(Bill Clark/CQ Roll Call File Photo)
When the Senate left town for the August recess, senators confirmed nominees for an assortment of posts ranging from Amtrak board member to ambassador to the Vatican. But one member of Congress’ military promotion was left in limbo.
Army Reserve Col. Joe Heck is up for what appears to be a routine promotion to be a brigadier general. But no seems to be able to say why Heck, who is known on the House floor as “the gentleman from Nevada,” has been stopped in his tracks.
The GOP congressman’s nomination is apparently being held up by something or someone, given that it has been languishing on the Senate calendar since May. The reasons for the delay could involve the constitutionality of promoting a lawmaker to the rank of general, or they could simply be related to Pentagon policy. Then there’s the question of whether a member of Congress should also serve as a general overseeing all Army Reserve field medical units on the East Coast.

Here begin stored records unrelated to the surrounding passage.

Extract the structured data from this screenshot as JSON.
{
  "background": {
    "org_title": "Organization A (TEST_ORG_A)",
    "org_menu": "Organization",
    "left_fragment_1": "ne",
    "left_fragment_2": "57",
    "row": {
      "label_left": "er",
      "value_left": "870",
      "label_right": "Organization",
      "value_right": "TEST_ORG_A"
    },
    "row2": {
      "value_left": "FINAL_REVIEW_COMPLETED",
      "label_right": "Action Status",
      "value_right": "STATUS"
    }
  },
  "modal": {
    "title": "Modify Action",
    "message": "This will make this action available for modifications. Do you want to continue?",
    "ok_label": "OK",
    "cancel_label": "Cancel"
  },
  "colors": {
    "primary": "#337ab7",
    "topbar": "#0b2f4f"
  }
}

Regardless, there’s no evidence of a hold originating from a Senate office.
Still, the delay likely has been caused by either the Senate or the Defense Department. But Senate leadership and Pentagon sources — both military and civilian — have professed to have no idea what prompted the delay in Heck’s elevation or have played coy, leaving the mystery unresolved.
As is customary, the Senate Armed Services Committee declined to comment on the nomination, and the Pentagon wouldn’t say much more.
“Rep. Heck was nominated to the position of brigadier general, but has not yet been confirmed by Congress. It is inappropriate to comment on pending nominations,” said Lt. Cmdr. Nate Christensen, a Defense Department spokesman.